App and web page records
<<<<
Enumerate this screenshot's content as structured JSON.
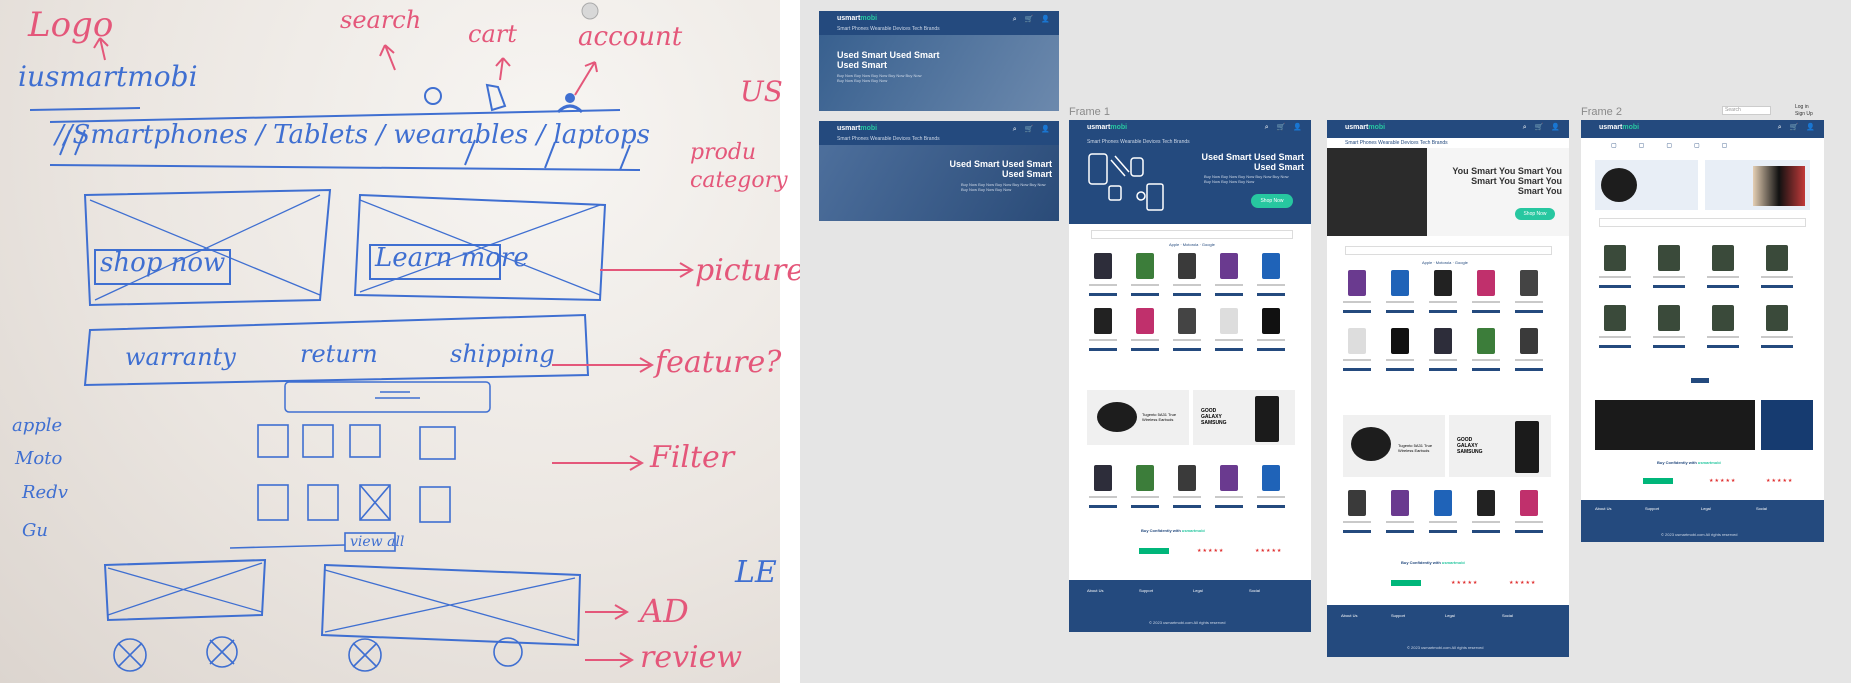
{
  "whiteboard": {
    "labels": {
      "logo": "Logo",
      "brand": "iusmartmobi",
      "search": "search",
      "cart": "cart",
      "account": "account",
      "us": "US",
      "products": "produ",
      "category": "category",
      "categories": "//Smartphones / Tablets / wearables / laptops",
      "shop_now": "shop now",
      "learn_more": "Learn more",
      "picture": "picture",
      "warranty": "warranty",
      "return": "return",
      "shipping": "shipping",
      "feature": "feature?",
      "filter": "Filter",
      "view_all": "view all",
      "ad": "AD",
      "review": "review",
      "brand_list": [
        "apple",
        "Moto",
        "Redv",
        "Gu"
      ],
      "le": "LE"
    }
  },
  "canvas": {
    "frame1_label": "Frame 1",
    "frame2_label": "Frame 2",
    "brand_prefix": "usmart",
    "brand_suffix": "mobi",
    "nav_links": "Smart Phones   Wearable Devices   Tech   Brands",
    "hero_title_1": "Used Smart Used Smart Used Smart",
    "hero_title_2": "Used Smart Used Smart Used Smart",
    "hero_title_3": "You Smart You Smart You Smart You Smart You Smart You",
    "hero_sub": "Buy Now Buy Now Buy Now Buy Now Buy Now Buy Now Buy Now Buy Now",
    "shop_now": "Shop Now",
    "ad_left": "Tugento 5A31 True Wireless Earbuds",
    "ad_right": "GOOD GALAXY SAMSUNG",
    "trust_title_prefix": "Buy Confidently with ",
    "trust_title_brand": "usmartmobi",
    "trustpilot": "Trustpilot",
    "reviews_io": "Reviews.io",
    "sitejabber": "sitejabber",
    "tabs": [
      "Apple",
      "Motorola",
      "Google"
    ],
    "footer_cols": [
      "About Us",
      "Support",
      "Legal",
      "Social"
    ],
    "copyright": "© 2023 usmartmobi.com All rights reserved",
    "frame2_login": "Log in",
    "frame2_signup": "Sign Up",
    "frame2_search": "Search"
  }
}
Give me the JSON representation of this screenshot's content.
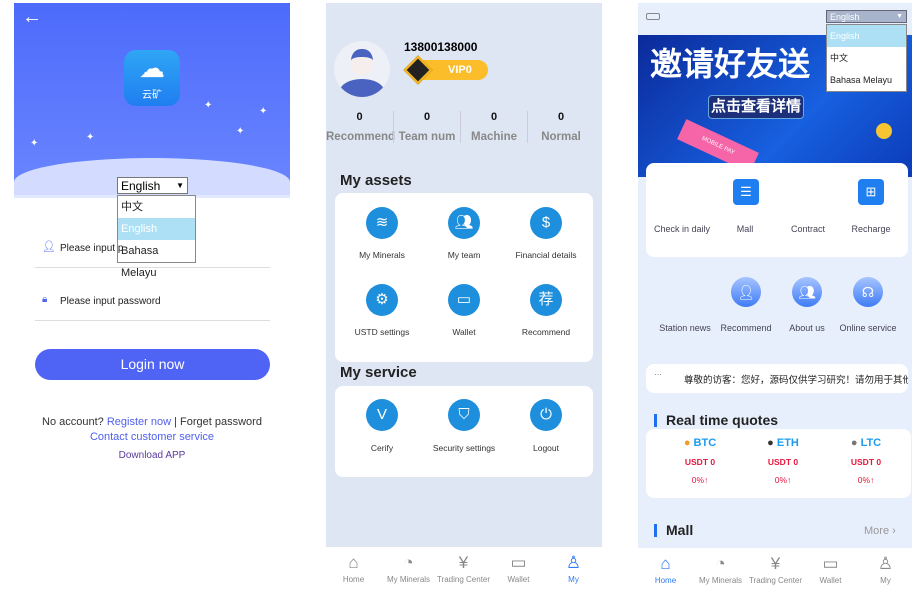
{
  "login": {
    "back_icon": "arrow-left-icon",
    "app_icon_label": "云矿",
    "language_select": {
      "value": "English",
      "options": [
        "中文",
        "English",
        "Bahasa Melayu"
      ],
      "highlighted": "English"
    },
    "phone_placeholder": "Please input p",
    "password_placeholder": "Please input password",
    "login_button": "Login now",
    "no_account": "No account?",
    "register": "Register now",
    "separator": "|",
    "forget": "Forget password",
    "contact": "Contact customer service",
    "download": "Download APP",
    "accent": "#4f63f5"
  },
  "profile": {
    "phone": "13800138000",
    "vip": "VIP0",
    "stats": [
      {
        "value": "0",
        "label": "Recommend"
      },
      {
        "value": "0",
        "label": "Team num"
      },
      {
        "value": "0",
        "label": "Machine"
      },
      {
        "value": "0",
        "label": "Normal"
      }
    ],
    "assets_title": "My assets",
    "assets": [
      {
        "label": "My Minerals",
        "icon": "database-icon"
      },
      {
        "label": "My team",
        "icon": "team-icon"
      },
      {
        "label": "Financial details",
        "icon": "dollar-icon"
      },
      {
        "label": "USTD settings",
        "icon": "gear-icon"
      },
      {
        "label": "Wallet",
        "icon": "card-icon"
      },
      {
        "label": "Recommend",
        "icon": "recommend-icon"
      }
    ],
    "service_title": "My service",
    "services": [
      {
        "label": "Cerify",
        "icon": "check-icon"
      },
      {
        "label": "Security settings",
        "icon": "shield-icon"
      },
      {
        "label": "Logout",
        "icon": "power-icon"
      }
    ],
    "nav": [
      "Home",
      "My Minerals",
      "Trading Center",
      "Wallet",
      "My"
    ],
    "nav_active": "My"
  },
  "home": {
    "language_select": {
      "value": "English",
      "options": [
        "English",
        "中文",
        "Bahasa Melayu"
      ],
      "highlighted": "English"
    },
    "banner_title": "邀请好友送",
    "banner_button": "点击查看详情",
    "banner_tag": "MOBILE PAY",
    "quick": [
      "Check in daily",
      "Mall",
      "Contract",
      "Recharge"
    ],
    "quick2": [
      "Station news",
      "Recommend",
      "About us",
      "Online service"
    ],
    "notice": "尊敬的访客：您好，源码仅供学习研究！请勿用于其他",
    "quotes_title": "Real time quotes",
    "quotes": [
      {
        "coin": "BTC",
        "price": "USDT 0",
        "change": "0%",
        "arrow": "↑"
      },
      {
        "coin": "ETH",
        "price": "USDT 0",
        "change": "0%",
        "arrow": "↑"
      },
      {
        "coin": "LTC",
        "price": "USDT 0",
        "change": "0%",
        "arrow": "↑"
      }
    ],
    "mall_title": "Mall",
    "more": "More",
    "nav": [
      "Home",
      "My Minerals",
      "Trading Center",
      "Wallet",
      "My"
    ],
    "nav_active": "Home"
  }
}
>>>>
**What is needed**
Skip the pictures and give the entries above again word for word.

**Result for this task**
Enumerate this screenshot's content as structured JSON.
{
  "whiteboard": {
    "labels": {
      "logo": "Logo",
      "brand": "iusmartmobi",
      "search": "search",
      "cart": "cart",
      "account": "account",
      "us": "US",
      "products": "produ",
      "category": "category",
      "categories": "//Smartphones / Tablets / wearables / laptops",
      "shop_now": "shop now",
      "learn_more": "Learn more",
      "picture": "picture",
      "warranty": "warranty",
      "return": "return",
      "shipping": "shipping",
      "feature": "feature?",
      "filter": "Filter",
      "view_all": "view all",
      "ad": "AD",
      "review": "review",
      "brand_list": [
        "apple",
        "Moto",
        "Redv",
        "Gu"
      ],
      "le": "LE"
    }
  },
  "canvas": {
    "frame1_label": "Frame 1",
    "frame2_label": "Frame 2",
    "brand_prefix": "usmart",
    "brand_suffix": "mobi",
    "nav_links": "Smart Phones   Wearable Devices   Tech   Brands",
    "hero_title_1": "Used Smart Used Smart Used Smart",
    "hero_title_2": "Used Smart Used Smart Used Smart",
    "hero_title_3": "You Smart You Smart You Smart You Smart You Smart You",
    "hero_sub": "Buy Now Buy Now Buy Now Buy Now Buy Now Buy Now Buy Now Buy Now",
    "shop_now": "Shop Now",
    "ad_left": "Tugento 5A31 True Wireless Earbuds",
    "ad_right": "GOOD GALAXY SAMSUNG",
    "trust_title_prefix": "Buy Confidently with ",
    "trust_title_brand": "usmartmobi",
    "trustpilot": "Trustpilot",
    "reviews_io": "Reviews.io",
    "sitejabber": "sitejabber",
    "tabs": [
      "Apple",
      "Motorola",
      "Google"
    ],
    "footer_cols": [
      "About Us",
      "Support",
      "Legal",
      "Social"
    ],
    "copyright": "© 2023 usmartmobi.com All rights reserved",
    "frame2_login": "Log in",
    "frame2_signup": "Sign Up",
    "frame2_search": "Search"
  }
}
Give me the JSON representation of this screenshot's content.
{
  "login": {
    "back_icon": "arrow-left-icon",
    "app_icon_label": "云矿",
    "language_select": {
      "value": "English",
      "options": [
        "中文",
        "English",
        "Bahasa Melayu"
      ],
      "highlighted": "English"
    },
    "phone_placeholder": "Please input p",
    "password_placeholder": "Please input password",
    "login_button": "Login now",
    "no_account": "No account?",
    "register": "Register now",
    "separator": "|",
    "forget": "Forget password",
    "contact": "Contact customer service",
    "download": "Download APP",
    "accent": "#4f63f5"
  },
  "profile": {
    "phone": "13800138000",
    "vip": "VIP0",
    "stats": [
      {
        "value": "0",
        "label": "Recommend"
      },
      {
        "value": "0",
        "label": "Team num"
      },
      {
        "value": "0",
        "label": "Machine"
      },
      {
        "value": "0",
        "label": "Normal"
      }
    ],
    "assets_title": "My assets",
    "assets": [
      {
        "label": "My Minerals",
        "icon": "database-icon"
      },
      {
        "label": "My team",
        "icon": "team-icon"
      },
      {
        "label": "Financial details",
        "icon": "dollar-icon"
      },
      {
        "label": "USTD settings",
        "icon": "gear-icon"
      },
      {
        "label": "Wallet",
        "icon": "card-icon"
      },
      {
        "label": "Recommend",
        "icon": "recommend-icon"
      }
    ],
    "service_title": "My service",
    "services": [
      {
        "label": "Cerify",
        "icon": "check-icon"
      },
      {
        "label": "Security settings",
        "icon": "shield-icon"
      },
      {
        "label": "Logout",
        "icon": "power-icon"
      }
    ],
    "nav": [
      "Home",
      "My Minerals",
      "Trading Center",
      "Wallet",
      "My"
    ],
    "nav_active": "My"
  },
  "home": {
    "language_select": {
      "value": "English",
      "options": [
        "English",
        "中文",
        "Bahasa Melayu"
      ],
      "highlighted": "English"
    },
    "banner_title": "邀请好友送",
    "banner_button": "点击查看详情",
    "banner_tag": "MOBILE PAY",
    "quick": [
      "Check in daily",
      "Mall",
      "Contract",
      "Recharge"
    ],
    "quick2": [
      "Station news",
      "Recommend",
      "About us",
      "Online service"
    ],
    "notice": "尊敬的访客：您好，源码仅供学习研究！请勿用于其他",
    "quotes_title": "Real time quotes",
    "quotes": [
      {
        "coin": "BTC",
        "price": "USDT 0",
        "change": "0%",
        "arrow": "↑"
      },
      {
        "coin": "ETH",
        "price": "USDT 0",
        "change": "0%",
        "arrow": "↑"
      },
      {
        "coin": "LTC",
        "price": "USDT 0",
        "change": "0%",
        "arrow": "↑"
      }
    ],
    "mall_title": "Mall",
    "more": "More",
    "nav": [
      "Home",
      "My Minerals",
      "Trading Center",
      "Wallet",
      "My"
    ],
    "nav_active": "Home"
  }
}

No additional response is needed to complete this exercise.